Try it: Find each line of the entries with the string "shortcut", please, and copy it.

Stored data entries

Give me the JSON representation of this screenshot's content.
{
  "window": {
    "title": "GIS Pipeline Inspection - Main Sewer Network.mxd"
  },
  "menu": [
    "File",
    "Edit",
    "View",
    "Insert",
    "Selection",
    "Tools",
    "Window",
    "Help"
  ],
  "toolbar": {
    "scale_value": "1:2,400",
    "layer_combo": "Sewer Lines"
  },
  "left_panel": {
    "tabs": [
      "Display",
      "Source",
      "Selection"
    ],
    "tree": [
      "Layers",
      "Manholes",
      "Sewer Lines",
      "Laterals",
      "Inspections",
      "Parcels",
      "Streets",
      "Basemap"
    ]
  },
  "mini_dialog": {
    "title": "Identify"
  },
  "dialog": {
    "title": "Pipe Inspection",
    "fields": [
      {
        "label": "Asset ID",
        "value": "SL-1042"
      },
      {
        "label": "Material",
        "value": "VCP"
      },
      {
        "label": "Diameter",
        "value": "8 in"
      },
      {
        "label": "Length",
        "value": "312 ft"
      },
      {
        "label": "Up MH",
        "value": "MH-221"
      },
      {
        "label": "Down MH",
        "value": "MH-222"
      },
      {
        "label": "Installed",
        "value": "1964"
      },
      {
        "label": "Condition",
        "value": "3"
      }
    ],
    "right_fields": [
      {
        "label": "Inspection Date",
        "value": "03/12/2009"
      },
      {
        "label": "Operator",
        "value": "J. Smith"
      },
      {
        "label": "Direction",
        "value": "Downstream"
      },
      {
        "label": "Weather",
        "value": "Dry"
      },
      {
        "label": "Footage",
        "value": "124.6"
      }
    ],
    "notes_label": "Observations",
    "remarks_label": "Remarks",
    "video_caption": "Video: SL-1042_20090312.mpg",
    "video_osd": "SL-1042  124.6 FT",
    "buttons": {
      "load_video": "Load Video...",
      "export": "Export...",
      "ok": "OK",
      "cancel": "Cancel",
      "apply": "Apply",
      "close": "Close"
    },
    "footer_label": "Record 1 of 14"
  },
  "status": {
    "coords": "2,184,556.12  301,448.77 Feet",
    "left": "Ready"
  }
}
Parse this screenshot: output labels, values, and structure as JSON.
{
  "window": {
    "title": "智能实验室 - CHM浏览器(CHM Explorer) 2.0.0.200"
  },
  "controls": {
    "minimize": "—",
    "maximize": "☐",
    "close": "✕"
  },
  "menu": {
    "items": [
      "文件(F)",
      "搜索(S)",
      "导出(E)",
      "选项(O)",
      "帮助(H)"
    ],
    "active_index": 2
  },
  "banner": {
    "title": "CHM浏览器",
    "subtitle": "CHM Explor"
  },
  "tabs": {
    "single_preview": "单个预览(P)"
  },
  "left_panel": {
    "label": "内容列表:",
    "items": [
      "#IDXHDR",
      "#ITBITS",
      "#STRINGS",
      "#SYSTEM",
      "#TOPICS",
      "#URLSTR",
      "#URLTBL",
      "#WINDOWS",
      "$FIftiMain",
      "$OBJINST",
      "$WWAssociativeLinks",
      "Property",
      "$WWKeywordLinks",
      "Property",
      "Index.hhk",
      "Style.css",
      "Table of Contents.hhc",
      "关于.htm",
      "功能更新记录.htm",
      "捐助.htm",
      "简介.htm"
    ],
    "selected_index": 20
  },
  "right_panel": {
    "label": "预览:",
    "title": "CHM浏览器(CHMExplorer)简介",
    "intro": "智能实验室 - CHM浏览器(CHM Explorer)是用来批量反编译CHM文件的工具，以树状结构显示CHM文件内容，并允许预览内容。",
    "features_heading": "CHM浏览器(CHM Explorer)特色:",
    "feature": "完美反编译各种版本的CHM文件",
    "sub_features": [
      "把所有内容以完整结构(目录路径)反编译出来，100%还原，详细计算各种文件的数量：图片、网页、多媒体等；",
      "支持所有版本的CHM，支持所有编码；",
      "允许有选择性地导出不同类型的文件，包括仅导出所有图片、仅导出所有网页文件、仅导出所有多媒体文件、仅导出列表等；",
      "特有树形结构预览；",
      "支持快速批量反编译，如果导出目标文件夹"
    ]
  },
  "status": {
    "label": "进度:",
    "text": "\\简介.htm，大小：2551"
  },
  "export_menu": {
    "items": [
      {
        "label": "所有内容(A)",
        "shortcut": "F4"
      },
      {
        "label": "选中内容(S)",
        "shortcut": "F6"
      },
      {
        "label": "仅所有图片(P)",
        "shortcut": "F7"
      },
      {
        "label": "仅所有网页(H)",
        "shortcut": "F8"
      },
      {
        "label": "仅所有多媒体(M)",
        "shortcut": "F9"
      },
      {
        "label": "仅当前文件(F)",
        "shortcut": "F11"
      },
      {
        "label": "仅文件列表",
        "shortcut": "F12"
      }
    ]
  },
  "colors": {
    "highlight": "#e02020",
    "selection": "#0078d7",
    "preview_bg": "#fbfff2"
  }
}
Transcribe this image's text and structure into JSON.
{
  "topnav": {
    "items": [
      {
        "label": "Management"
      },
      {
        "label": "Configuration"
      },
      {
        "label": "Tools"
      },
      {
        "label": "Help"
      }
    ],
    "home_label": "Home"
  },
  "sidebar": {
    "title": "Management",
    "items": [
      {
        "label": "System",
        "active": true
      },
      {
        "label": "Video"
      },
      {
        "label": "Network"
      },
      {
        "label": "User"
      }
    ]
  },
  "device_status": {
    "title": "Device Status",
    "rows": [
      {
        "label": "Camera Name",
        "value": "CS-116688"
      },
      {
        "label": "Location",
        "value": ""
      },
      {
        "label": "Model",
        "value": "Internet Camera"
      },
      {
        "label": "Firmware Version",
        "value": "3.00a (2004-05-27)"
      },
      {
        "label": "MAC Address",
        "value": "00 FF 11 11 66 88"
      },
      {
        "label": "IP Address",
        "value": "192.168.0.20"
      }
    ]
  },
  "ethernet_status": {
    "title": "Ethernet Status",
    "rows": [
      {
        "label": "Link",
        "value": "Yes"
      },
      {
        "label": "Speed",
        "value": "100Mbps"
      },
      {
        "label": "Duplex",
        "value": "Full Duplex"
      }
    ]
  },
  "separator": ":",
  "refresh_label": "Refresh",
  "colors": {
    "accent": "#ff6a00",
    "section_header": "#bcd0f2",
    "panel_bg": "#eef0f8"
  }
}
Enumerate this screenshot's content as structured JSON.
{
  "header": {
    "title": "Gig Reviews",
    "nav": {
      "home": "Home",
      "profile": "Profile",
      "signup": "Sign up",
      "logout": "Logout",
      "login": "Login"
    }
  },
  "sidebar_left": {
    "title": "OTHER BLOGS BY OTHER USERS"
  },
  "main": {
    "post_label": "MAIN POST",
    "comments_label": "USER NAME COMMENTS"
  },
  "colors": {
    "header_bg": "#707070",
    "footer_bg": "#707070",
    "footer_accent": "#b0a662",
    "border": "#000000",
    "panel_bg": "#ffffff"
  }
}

Response box:
        "shortcut": "F4"
        "shortcut": "F6"
        "shortcut": "F7"
        "shortcut": "F8"
        "shortcut": "F9"
        "shortcut": "F11"
        "shortcut": "F12"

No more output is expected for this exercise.